Self: Photographic Portraits and Sartorial Anarchy

May 19 - June 25, 2011

Stux Gallery, New York is pleased to announce Iké Udé’s Self: Photographic Portraits and Sartorial Anarchy, an exhibition of new photographs by the New York based, Nigerian-born artist, Iké Udé.

Thomas Carlyle describes the dandy as “a clothes-wearing man, a man whose trade, office, and existence consists in the wearing of clothes. Every faculty of his soul, spirit, purse, and person is heroically consecrated to this one object, the wearing of clothes wisely and well.”

According to Iké, “Dandyism is also the significance of sartorial distinction enhanced by indeterminate delicacy of pose, gestures, tilt, determinate lines, or a thrust here-and-there, all harmonized by an agreeable countenance.
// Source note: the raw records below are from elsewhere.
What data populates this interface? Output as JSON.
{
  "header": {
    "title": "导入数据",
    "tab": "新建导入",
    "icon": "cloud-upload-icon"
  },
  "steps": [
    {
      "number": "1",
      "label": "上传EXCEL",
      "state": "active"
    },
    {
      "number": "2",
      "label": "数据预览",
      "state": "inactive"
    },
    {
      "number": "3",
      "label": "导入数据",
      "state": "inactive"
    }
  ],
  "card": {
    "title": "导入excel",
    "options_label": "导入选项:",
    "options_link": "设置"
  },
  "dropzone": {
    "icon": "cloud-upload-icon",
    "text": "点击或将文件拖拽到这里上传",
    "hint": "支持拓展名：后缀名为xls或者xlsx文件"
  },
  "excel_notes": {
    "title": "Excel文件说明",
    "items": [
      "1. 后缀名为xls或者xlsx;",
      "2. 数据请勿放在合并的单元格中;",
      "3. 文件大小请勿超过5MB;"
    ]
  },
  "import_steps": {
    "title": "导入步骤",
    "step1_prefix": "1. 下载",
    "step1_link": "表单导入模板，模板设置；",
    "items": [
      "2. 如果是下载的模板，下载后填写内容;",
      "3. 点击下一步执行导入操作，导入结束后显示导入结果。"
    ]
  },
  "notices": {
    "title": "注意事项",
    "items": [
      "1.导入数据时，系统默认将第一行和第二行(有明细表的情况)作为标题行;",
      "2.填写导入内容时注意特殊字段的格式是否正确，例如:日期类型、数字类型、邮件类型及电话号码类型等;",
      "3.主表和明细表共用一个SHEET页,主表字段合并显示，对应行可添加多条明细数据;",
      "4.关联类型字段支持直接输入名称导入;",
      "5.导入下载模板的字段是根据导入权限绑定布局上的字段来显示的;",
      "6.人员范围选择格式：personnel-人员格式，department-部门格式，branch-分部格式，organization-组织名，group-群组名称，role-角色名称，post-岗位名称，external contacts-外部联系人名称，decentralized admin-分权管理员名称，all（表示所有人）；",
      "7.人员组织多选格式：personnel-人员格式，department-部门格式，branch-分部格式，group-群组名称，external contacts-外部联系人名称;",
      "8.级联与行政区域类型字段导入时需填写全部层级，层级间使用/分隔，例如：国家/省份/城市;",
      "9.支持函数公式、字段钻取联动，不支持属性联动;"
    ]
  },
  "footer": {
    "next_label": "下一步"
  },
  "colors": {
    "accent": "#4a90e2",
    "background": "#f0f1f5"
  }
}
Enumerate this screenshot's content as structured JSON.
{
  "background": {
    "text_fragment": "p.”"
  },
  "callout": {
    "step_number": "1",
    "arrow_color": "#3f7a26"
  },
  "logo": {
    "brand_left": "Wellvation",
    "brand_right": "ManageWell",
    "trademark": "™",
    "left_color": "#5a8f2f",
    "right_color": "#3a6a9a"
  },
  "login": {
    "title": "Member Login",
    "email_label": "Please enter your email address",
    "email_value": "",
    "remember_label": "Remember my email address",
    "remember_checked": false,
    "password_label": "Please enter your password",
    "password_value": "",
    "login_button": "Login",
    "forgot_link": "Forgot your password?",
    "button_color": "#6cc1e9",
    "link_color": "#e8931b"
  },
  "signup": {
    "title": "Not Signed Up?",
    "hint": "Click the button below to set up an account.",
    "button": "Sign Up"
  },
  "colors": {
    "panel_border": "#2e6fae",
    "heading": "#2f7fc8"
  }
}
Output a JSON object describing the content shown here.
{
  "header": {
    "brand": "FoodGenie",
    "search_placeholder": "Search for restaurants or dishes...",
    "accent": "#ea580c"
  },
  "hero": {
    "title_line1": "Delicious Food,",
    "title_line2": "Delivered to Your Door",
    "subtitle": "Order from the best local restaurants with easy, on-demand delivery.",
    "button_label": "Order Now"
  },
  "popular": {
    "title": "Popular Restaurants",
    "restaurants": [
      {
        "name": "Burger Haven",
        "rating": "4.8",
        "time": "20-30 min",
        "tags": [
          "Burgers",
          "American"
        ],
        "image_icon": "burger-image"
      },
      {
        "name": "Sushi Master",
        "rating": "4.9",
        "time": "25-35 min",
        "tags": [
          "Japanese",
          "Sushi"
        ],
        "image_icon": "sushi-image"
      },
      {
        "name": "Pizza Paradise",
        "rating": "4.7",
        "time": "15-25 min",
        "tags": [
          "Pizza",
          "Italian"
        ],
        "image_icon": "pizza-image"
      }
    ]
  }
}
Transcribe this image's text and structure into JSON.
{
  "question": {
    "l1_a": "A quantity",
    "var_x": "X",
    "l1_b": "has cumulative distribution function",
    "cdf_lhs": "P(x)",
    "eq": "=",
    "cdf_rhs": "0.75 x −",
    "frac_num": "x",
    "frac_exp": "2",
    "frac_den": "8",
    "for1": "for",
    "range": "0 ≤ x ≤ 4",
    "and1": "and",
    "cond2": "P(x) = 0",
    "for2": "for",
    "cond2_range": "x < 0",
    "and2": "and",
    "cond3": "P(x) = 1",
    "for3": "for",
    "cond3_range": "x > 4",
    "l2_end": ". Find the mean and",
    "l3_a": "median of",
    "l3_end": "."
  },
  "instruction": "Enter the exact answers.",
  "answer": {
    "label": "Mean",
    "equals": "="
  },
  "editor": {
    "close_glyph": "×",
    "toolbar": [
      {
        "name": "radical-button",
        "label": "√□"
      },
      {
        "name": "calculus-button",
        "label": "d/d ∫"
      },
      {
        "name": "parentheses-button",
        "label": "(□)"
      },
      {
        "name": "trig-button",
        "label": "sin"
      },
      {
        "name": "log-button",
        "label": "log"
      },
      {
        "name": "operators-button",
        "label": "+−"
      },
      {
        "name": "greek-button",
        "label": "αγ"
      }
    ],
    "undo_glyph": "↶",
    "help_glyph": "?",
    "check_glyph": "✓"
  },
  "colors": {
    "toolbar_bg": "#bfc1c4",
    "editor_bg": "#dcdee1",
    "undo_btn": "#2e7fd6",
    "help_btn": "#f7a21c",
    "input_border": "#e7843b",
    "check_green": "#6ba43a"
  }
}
Yet, it is precisely in isolating the various parts (as seen in his very own four self portraits on view) that we see the overall process and resultant composition of a dandiacal machine. The incongruous pairing of the familiar: (a straw boater garnished with flowers, football-socks, English-shoes, Boy Scout shirt), with relatively unfamiliar items (eighteenth- century neckwear, vintage wool-breeches, Afghani folk-coat) is where dandyism can be stoked, problematized, renewed and appreciated as a protean plastic art”.

Complementing Iké Udé’s very own Self Portraits are portraits of celebrities in their own right. These series of works expand on the notion of “Self.” Through Iké’s vision of self, these works continue in the tradition of portrait painting reaching back hundreds of years. Iké, however, brings to this tradition a post-modernist twist by appropriating items and motifs from various past and contemporary cultural styles, amalgamating them into his own distinctive aesthetic. The portraits extend Iké’s theme of Sartorial Anarchy in a somewhat more subdued manner, maintaining, nevertheless, refreshing, startling and unexpected syncopations. These images surprise and transport the viewer by letting them peer into an incredible charmed world of dandiacal imagination.

According to Udé, “to quote from all items of past or present men’s attire is the aim of sartorial anarchy. By mixing varied costumes in concert with the now and then, we begin to realize how arbitrary, subjective, fleeting, even absurd—no less wonderful—our “real” cultural construct is. Sartorial Anarchy demonstrates a debt to artifice while acknowledging an ongoing back-and-forth between culturally subjective ambiguities in men’s dress codes and its attendant beauty, flaws and contradictions.”